» Work task
Copy the data below in full, exactly as it appears.

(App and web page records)
▼

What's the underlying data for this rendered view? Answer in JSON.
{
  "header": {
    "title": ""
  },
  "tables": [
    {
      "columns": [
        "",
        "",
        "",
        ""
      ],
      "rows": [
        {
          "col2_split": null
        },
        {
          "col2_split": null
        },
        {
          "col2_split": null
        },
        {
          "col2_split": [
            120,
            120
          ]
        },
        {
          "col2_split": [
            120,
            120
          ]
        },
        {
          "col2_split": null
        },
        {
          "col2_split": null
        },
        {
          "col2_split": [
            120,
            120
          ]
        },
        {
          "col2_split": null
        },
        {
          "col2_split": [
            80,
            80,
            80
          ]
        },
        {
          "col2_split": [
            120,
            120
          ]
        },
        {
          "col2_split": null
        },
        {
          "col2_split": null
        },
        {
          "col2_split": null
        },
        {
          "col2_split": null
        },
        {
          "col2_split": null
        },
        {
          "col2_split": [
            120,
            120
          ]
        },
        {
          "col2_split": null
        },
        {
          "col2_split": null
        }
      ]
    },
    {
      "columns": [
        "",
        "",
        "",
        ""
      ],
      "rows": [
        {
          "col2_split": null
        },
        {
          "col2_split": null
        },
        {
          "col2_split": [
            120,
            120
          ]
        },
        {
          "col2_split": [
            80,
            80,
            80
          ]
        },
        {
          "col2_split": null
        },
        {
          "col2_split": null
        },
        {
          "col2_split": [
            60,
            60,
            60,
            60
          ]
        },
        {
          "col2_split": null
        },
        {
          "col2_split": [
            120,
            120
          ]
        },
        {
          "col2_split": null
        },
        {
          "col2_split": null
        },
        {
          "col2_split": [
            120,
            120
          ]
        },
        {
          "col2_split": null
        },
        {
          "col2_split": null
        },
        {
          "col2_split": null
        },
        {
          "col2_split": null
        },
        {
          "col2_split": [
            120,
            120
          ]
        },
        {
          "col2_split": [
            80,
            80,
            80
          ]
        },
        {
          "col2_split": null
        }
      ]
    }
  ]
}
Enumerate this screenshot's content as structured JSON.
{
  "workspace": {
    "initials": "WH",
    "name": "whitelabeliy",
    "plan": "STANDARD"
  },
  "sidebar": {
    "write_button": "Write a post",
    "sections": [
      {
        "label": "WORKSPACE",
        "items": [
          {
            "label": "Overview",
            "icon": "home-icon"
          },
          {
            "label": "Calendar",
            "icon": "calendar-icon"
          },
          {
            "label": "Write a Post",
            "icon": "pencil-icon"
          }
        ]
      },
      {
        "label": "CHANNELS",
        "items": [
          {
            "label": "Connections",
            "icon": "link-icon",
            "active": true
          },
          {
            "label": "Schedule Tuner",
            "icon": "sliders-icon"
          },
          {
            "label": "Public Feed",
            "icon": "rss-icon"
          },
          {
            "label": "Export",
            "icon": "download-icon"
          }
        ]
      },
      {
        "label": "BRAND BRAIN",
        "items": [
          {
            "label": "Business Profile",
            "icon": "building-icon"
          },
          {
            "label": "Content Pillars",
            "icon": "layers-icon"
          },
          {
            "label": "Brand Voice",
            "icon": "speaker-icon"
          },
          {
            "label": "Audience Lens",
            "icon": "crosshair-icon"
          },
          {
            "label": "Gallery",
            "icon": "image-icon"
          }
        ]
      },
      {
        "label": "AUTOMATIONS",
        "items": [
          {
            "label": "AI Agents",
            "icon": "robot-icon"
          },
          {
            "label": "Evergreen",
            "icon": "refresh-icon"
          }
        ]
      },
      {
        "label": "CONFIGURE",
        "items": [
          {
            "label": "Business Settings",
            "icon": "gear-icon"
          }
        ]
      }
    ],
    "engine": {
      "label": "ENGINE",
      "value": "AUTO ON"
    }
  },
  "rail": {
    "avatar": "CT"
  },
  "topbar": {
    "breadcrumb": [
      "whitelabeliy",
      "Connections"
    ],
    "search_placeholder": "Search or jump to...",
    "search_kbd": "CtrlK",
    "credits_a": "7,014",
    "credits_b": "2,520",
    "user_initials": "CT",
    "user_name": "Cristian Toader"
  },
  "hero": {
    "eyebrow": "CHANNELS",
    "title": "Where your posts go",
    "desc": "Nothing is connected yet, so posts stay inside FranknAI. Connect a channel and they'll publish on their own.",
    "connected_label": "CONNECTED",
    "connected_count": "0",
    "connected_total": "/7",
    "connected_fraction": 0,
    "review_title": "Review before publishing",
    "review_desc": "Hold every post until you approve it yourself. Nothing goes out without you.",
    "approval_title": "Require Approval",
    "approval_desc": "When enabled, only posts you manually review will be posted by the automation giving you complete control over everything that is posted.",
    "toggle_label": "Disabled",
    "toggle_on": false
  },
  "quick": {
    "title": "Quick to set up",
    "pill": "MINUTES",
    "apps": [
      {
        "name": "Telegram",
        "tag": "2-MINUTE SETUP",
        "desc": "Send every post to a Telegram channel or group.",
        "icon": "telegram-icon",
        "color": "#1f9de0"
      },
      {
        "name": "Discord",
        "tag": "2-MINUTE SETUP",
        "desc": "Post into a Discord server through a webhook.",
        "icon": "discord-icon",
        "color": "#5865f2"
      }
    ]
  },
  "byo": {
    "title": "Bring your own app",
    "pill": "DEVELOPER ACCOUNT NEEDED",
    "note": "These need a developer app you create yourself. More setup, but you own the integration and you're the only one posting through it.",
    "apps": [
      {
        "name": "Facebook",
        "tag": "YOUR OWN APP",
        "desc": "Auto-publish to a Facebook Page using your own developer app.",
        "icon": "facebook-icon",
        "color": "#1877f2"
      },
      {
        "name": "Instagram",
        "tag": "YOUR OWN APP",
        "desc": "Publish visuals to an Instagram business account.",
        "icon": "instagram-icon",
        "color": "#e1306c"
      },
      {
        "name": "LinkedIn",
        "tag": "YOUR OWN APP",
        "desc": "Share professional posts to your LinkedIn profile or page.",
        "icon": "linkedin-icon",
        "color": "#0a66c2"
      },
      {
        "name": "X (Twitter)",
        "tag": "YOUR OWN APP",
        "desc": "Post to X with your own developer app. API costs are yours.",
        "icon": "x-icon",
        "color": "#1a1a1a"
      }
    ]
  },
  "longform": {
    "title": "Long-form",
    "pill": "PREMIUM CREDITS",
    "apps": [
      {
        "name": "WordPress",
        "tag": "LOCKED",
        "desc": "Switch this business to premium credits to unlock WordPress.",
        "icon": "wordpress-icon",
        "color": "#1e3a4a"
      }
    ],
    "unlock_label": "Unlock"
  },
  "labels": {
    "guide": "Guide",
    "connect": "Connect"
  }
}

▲

» Output of the task
What's the underlying data for this rendered view? Answer in JSON.
{
  "header": {
    "title": ""
  },
  "tables": [
    {
      "columns": [
        "",
        "",
        "",
        ""
      ],
      "rows": [
        {
          "col2_split": null
        },
        {
          "col2_split": null
        },
        {
          "col2_split": null
        },
        {
          "col2_split": [
            120,
            120
          ]
        },
        {
          "col2_split": [
            120,
            120
          ]
        },
        {
          "col2_split": null
        },
        {
          "col2_split": null
        },
        {
          "col2_split": [
            120,
            120
          ]
        },
        {
          "col2_split": null
        },
        {
          "col2_split": [
            80,
            80,
            80
          ]
        },
        {
          "col2_split": [
            120,
            120
          ]
        },
        {
          "col2_split": null
        },
        {
          "col2_split": null
        },
        {
          "col2_split": null
        },
        {
          "col2_split": null
        },
        {
          "col2_split": null
        },
        {
          "col2_split": [
            120,
            120
          ]
        },
        {
          "col2_split": null
        },
        {
          "col2_split": null
        }
      ]
    },
    {
      "columns": [
        "",
        "",
        "",
        ""
      ],
      "rows": [
        {
          "col2_split": null
        },
        {
          "col2_split": null
        },
        {
          "col2_split": [
            120,
            120
          ]
        },
        {
          "col2_split": [
            80,
            80,
            80
          ]
        },
        {
          "col2_split": null
        },
        {
          "col2_split": null
        },
        {
          "col2_split": [
            60,
            60,
            60,
            60
          ]
        },
        {
          "col2_split": null
        },
        {
          "col2_split": [
            120,
            120
          ]
        },
        {
          "col2_split": null
        },
        {
          "col2_split": null
        },
        {
          "col2_split": [
            120,
            120
          ]
        },
        {
          "col2_split": null
        },
        {
          "col2_split": null
        },
        {
          "col2_split": null
        },
        {
          "col2_split": null
        },
        {
          "col2_split": [
            120,
            120
          ]
        },
        {
          "col2_split": [
            80,
            80,
            80
          ]
        },
        {
          "col2_split": null
        }
      ]
    }
  ]
}
Enumerate this screenshot's content as structured JSON.
{
  "workspace": {
    "initials": "WH",
    "name": "whitelabeliy",
    "plan": "STANDARD"
  },
  "sidebar": {
    "write_button": "Write a post",
    "sections": [
      {
        "label": "WORKSPACE",
        "items": [
          {
            "label": "Overview",
            "icon": "home-icon"
          },
          {
            "label": "Calendar",
            "icon": "calendar-icon"
          },
          {
            "label": "Write a Post",
            "icon": "pencil-icon"
          }
        ]
      },
      {
        "label": "CHANNELS",
        "items": [
          {
            "label": "Connections",
            "icon": "link-icon",
            "active": true
          },
          {
            "label": "Schedule Tuner",
            "icon": "sliders-icon"
          },
          {
            "label": "Public Feed",
            "icon": "rss-icon"
          },
          {
            "label": "Export",
            "icon": "download-icon"
          }
        ]
      },
      {
        "label": "BRAND BRAIN",
        "items": [
          {
            "label": "Business Profile",
            "icon": "building-icon"
          },
          {
            "label": "Content Pillars",
            "icon": "layers-icon"
          },
          {
            "label": "Brand Voice",
            "icon": "speaker-icon"
          },
          {
            "label": "Audience Lens",
            "icon": "crosshair-icon"
          },
          {
            "label": "Gallery",
            "icon": "image-icon"
          }
        ]
      },
      {
        "label": "AUTOMATIONS",
        "items": [
          {
            "label": "AI Agents",
            "icon": "robot-icon"
          },
          {
            "label": "Evergreen",
            "icon": "refresh-icon"
          }
        ]
      },
      {
        "label": "CONFIGURE",
        "items": [
          {
            "label": "Business Settings",
            "icon": "gear-icon"
          }
        ]
      }
    ],
    "engine": {
      "label": "ENGINE",
      "value": "AUTO ON"
    }
  },
  "rail": {
    "avatar": "CT"
  },
  "topbar": {
    "breadcrumb": [
      "whitelabeliy",
      "Connections"
    ],
    "search_placeholder": "Search or jump to...",
    "search_kbd": "CtrlK",
    "credits_a": "7,014",
    "credits_b": "2,520",
    "user_initials": "CT",
    "user_name": "Cristian Toader"
  },
  "hero": {
    "eyebrow": "CHANNELS",
    "title": "Where your posts go",
    "desc": "Nothing is connected yet, so posts stay inside FranknAI. Connect a channel and they'll publish on their own.",
    "connected_label": "CONNECTED",
    "connected_count": "0",
    "connected_total": "/7",
    "connected_fraction": 0,
    "review_title": "Review before publishing",
    "review_desc": "Hold every post until you approve it yourself. Nothing goes out without you.",
    "approval_title": "Require Approval",
    "approval_desc": "When enabled, only posts you manually review will be posted by the automation giving you complete control over everything that is posted.",
    "toggle_label": "Disabled",
    "toggle_on": false
  },
  "quick": {
    "title": "Quick to set up",
    "pill": "MINUTES",
    "apps": [
      {
        "name": "Telegram",
        "tag": "2-MINUTE SETUP",
        "desc": "Send every post to a Telegram channel or group.",
        "icon": "telegram-icon",
        "color": "#1f9de0"
      },
      {
        "name": "Discord",
        "tag": "2-MINUTE SETUP",
        "desc": "Post into a Discord server through a webhook.",
        "icon": "discord-icon",
        "color": "#5865f2"
      }
    ]
  },
  "byo": {
    "title": "Bring your own app",
    "pill": "DEVELOPER ACCOUNT NEEDED",
    "note": "These need a developer app you create yourself. More setup, but you own the integration and you're the only one posting through it.",
    "apps": [
      {
        "name": "Facebook",
        "tag": "YOUR OWN APP",
        "desc": "Auto-publish to a Facebook Page using your own developer app.",
        "icon": "facebook-icon",
        "color": "#1877f2"
      },
      {
        "name": "Instagram",
        "tag": "YOUR OWN APP",
        "desc": "Publish visuals to an Instagram business account.",
        "icon": "instagram-icon",
        "color": "#e1306c"
      },
      {
        "name": "LinkedIn",
        "tag": "YOUR OWN APP",
        "desc": "Share professional posts to your LinkedIn profile or page.",
        "icon": "linkedin-icon",
        "color": "#0a66c2"
      },
      {
        "name": "X (Twitter)",
        "tag": "YOUR OWN APP",
        "desc": "Post to X with your own developer app. API costs are yours.",
        "icon": "x-icon",
        "color": "#1a1a1a"
      }
    ]
  },
  "longform": {
    "title": "Long-form",
    "pill": "PREMIUM CREDITS",
    "apps": [
      {
        "name": "WordPress",
        "tag": "LOCKED",
        "desc": "Switch this business to premium credits to unlock WordPress.",
        "icon": "wordpress-icon",
        "color": "#1e3a4a"
      }
    ],
    "unlock_label": "Unlock"
  },
  "labels": {
    "guide": "Guide",
    "connect": "Connect"
  }
}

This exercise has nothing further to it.